VIRGINIA BEACH, Va. - It's a link between legends.
"These two men cared about each other," explained Derrick Jones.
More than two decades ago, Jones - a local Negro Leagues baseball historian - began researching the relationship between Jackie Robinson and Dr. Martin Luther King Junior. His specific focus is letters written between the two.
Jones' deep dive began after discovering a photo taken at Howard University in 1957. It shows Dr. King, the civil rights icon, and Robinson - who integrated Major League Baseball, receiving honorary degrees from the Washington DC institution.
"The Lord took care of them crossing paths, it was in their spirit to help," Jones pointed out.
Jones, who shares his study with area children - like the presentation we joined at D-Bat in Virginia Beach, says even though King and Robinson were affiliated with different civil rights organizations, their mission was the same: a non-violent pursuit of peace and racial equality. Through those causes, a relationship was forged - and it was a bond that lasted until Dr. King's assassination in 1968.
"We'll never know the brevity of the efforts those men would've contributed to this country," Jones revealed. "They set the template for us to say: this is the direction to work hard and be caring individuals."
We asked Jones how Robinson and Dr. King feel would feel upon seeing sports today, as athletes and coaches refuse to keep social justice issues on the bench.
"They worked for the good of the cause," Jones noted. "We have a lot of work to be done, and you have to work for it. No one is going to give you anything - you have to go work for it. "Until we have a better understanding of each other, we'll never understand each other."
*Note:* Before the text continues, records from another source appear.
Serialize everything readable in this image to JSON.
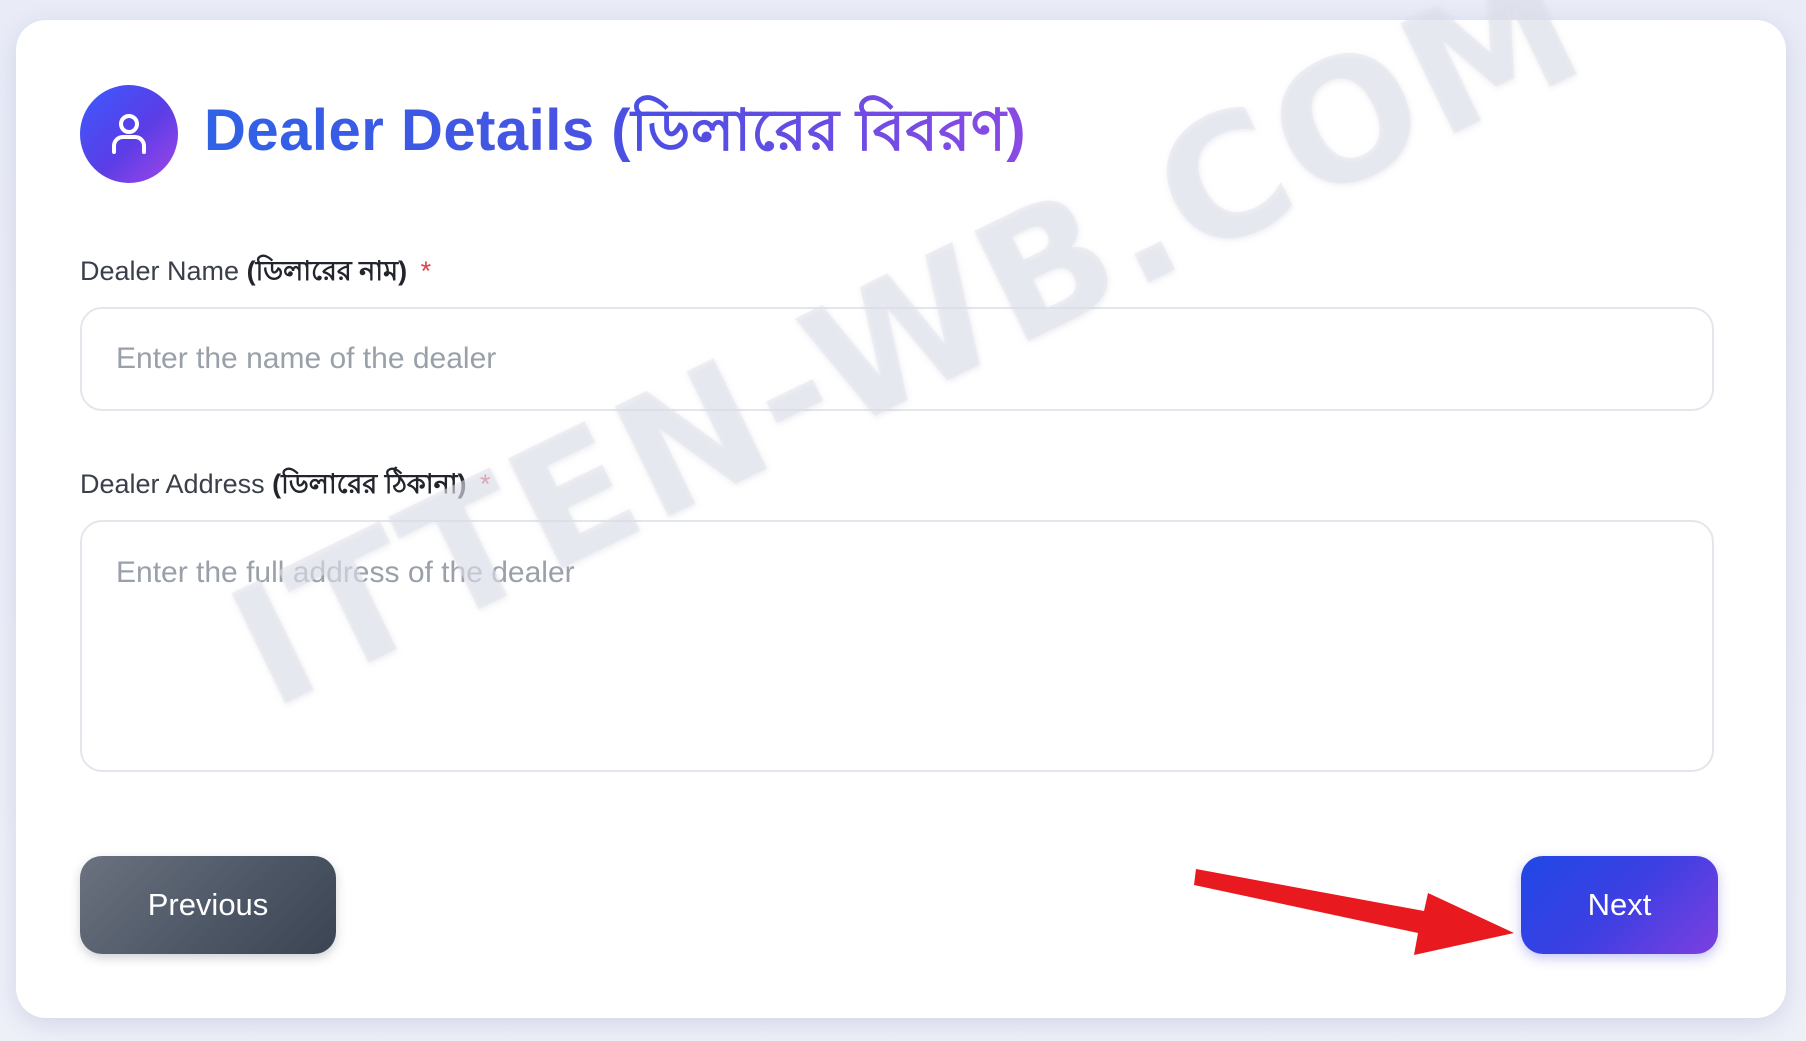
{
  "header": {
    "icon": "user-icon",
    "title": "Dealer Details (ডিলারের বিবরণ)"
  },
  "fields": {
    "dealer_name": {
      "label_en": "Dealer Name",
      "label_bn": "(ডিলারের নাম)",
      "required_mark": "*",
      "placeholder": "Enter the name of the dealer",
      "value": ""
    },
    "dealer_address": {
      "label_en": "Dealer Address",
      "label_bn": "(ডিলারের ঠিকানা)",
      "required_mark": "*",
      "placeholder": "Enter the full address of the dealer",
      "value": ""
    }
  },
  "buttons": {
    "previous_label": "Previous",
    "next_label": "Next"
  },
  "annotation": {
    "arrow_color": "#e8191f",
    "points_to": "next-button"
  },
  "watermark": {
    "text": "ITTEN-WB.COM"
  },
  "colors": {
    "accent_blue": "#2f62e6",
    "accent_purple": "#8b4ae4",
    "required_red": "#e0424a",
    "previous_gray": "#4b5563"
  }
}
And an understanding of the connection between Dr. Martin Luther King Junior and Jackie Robinson provides additional perspective on two men already viewed as titans in American history.